On the other hand, the NAB has finalised another corruption reference against former Prime Minister Nawaz Sharif, his brother Shahbaz Sharif and daughter Maryam Nawaz for money laundering and assets beyond means. It has also opened an investigation against the Sharif family for “illegally acquiring” hundreds of acres of land in Raiwind. The government also claimed to have found fresh evidence against opposition leader Shahbaz Sharif and his sons. They allegedly established several fake companies in the names of their employees, which were used for “unlawful transactions” to whiten black money. The source of their income were telegraphic transfers (TTs) sent to them by poor employees of their companies. Nisar Gill and Ali Ahmed, close friends and class-fellows of Salman Shahbaz, were appointed directors in the Chief Minister’s Office, and were involved in the illegal activities. A company used for illegal transactions was Nisar Trading Concern, registered in the name of Rashid Karamat, an employee of Sharif Feed Mills, while another company, Khan Traders, was registered in the name of the father of Shakeel, an employee of the Ramzan Sugar Mills of the Sharifs. As per documentary proof, Rashid Karamat, the resident of a slum near Gulberg, Lahore, was a procurement assistant earning Rs 18,000 per month. Two employees of Shahbaz Sharif, Masroor Anwar and Shoaib Qamar, transferred big amounts from the accounts of Nisar Trading Concern and Khan Traders to the personal accounts of Shahbaz Sharif and Hamza, and copies of their CNICs (Computerized National Identity Cards) were available with the bank branches concerned.
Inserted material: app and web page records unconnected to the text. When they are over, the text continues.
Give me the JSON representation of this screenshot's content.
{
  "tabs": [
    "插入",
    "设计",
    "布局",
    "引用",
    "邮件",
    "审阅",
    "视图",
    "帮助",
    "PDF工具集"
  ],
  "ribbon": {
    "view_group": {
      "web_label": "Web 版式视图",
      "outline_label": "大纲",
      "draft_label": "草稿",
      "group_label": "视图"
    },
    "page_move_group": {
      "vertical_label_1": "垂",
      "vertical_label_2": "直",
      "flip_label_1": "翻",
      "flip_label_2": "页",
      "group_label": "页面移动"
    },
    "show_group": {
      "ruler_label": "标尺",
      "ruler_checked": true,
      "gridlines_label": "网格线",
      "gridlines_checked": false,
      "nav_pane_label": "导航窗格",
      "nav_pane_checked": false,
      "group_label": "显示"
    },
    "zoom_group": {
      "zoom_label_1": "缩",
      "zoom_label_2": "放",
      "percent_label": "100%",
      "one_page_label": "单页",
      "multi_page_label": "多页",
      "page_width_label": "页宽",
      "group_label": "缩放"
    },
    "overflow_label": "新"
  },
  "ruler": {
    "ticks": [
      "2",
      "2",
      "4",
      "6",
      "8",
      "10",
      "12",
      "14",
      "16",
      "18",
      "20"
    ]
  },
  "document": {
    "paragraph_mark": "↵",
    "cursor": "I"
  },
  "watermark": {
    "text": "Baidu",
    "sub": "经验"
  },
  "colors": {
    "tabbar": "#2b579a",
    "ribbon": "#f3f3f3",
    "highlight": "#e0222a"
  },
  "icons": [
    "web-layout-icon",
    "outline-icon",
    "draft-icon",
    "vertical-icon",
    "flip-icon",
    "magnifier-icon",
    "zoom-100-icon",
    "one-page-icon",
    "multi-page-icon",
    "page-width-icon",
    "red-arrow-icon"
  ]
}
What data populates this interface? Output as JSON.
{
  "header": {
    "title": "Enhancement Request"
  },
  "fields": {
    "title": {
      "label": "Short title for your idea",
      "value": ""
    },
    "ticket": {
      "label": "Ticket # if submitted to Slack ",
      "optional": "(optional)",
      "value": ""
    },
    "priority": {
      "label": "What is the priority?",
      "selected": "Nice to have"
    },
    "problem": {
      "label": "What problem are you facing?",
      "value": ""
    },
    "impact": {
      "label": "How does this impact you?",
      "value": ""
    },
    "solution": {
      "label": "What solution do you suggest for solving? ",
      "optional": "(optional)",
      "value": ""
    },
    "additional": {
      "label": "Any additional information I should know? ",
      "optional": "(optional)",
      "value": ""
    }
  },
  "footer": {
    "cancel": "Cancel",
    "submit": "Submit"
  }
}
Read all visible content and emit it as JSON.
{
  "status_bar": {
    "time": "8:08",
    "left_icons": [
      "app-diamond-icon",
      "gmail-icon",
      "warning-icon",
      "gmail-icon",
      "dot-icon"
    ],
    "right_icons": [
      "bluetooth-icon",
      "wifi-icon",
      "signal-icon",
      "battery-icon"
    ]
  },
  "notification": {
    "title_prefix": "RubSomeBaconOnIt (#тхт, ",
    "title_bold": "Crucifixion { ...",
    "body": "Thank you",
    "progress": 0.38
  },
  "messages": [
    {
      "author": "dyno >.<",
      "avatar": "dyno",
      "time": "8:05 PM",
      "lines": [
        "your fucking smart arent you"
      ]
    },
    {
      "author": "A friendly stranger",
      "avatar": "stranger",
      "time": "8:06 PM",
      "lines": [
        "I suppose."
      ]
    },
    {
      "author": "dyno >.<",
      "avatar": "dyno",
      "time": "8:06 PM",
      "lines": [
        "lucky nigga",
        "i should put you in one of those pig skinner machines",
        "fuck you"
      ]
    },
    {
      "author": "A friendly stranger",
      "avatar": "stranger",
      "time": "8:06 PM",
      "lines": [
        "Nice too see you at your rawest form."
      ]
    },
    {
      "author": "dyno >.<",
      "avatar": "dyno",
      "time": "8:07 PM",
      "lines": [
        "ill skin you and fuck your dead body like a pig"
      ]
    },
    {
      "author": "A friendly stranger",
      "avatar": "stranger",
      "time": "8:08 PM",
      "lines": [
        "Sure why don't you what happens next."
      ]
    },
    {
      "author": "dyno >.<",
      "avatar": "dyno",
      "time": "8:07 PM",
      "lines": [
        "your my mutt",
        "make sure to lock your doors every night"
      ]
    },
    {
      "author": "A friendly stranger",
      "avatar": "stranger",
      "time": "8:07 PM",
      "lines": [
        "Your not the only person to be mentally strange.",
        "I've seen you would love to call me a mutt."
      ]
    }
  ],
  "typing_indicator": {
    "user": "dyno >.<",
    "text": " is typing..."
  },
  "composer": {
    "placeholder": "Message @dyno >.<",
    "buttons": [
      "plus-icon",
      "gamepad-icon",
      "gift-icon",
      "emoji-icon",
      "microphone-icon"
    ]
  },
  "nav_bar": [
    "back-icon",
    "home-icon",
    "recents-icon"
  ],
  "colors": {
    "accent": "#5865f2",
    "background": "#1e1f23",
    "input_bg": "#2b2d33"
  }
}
According to investigations, assets of Shahbaz Sharif grew 70 times while that of his son 8,000 times in the last 10 years, when he was the chief minister of the largest province of the country. Over Rs16 million was deposited in the account of Shahbaz, who then transferred the money to his wife Tehmina Durrani, and the amount was used for purchasing property in Whispering Pines Villas. Another amount was transferred to an account of Hamza Shahbaz, who transferred it to the account of his wife and used the money to purchase properties in Johar Town, Lahore.

It appears Shahbaz Sharif will be arrested soon. However, Railways Minister Sheikh Rashid has claimed that Shahbaz could avoid the arrest by changing his “software.” His remarks have made the accountability process more doubtful.

PPP Co-chairperson Asif Ali Zardari, who is on bail on medical grounds, could also be arrested over allegations of money laundering and corruption. Zardari, his sister Faryal Talpur and others face charges of corruption through fake bank accounts and embezzlement. Zardari was under detention on charges of money laundering.

Despite the fresh action, people have lost trust in the accountability process and NAB’s ability to recover money from accused. Former Prime Minister Nawaz Sharif is a glaring example. He was let off the hook even after he had been convicted by court. However, speculation is rife that he had paid money before leaving the country. An analyst told his viewers in a live show that Nawaz Sharif had left the country after paying Rs500b but refused to pay another Rs500b after reaching London. However, Shahbaz Sharif has rubbished the report. Former President Asif Ali Zardari is also said to have entered into a plea bargain after almost all co-accused in the mega fake accounts case have agreed to return the ill-gotten money. There are also rumours that the younger Sharif is also in the process of entering into a secret deal with the government, under which he will pay a handsome amount. Some say he has already struck a deal to save his political heir, Hamza Shahbaz.

It is a fact that people are fed up with the accountability mantra and demand resolution to their problems. Instead of empty rhetoric, the government should focus on practical measures to resolve their issues.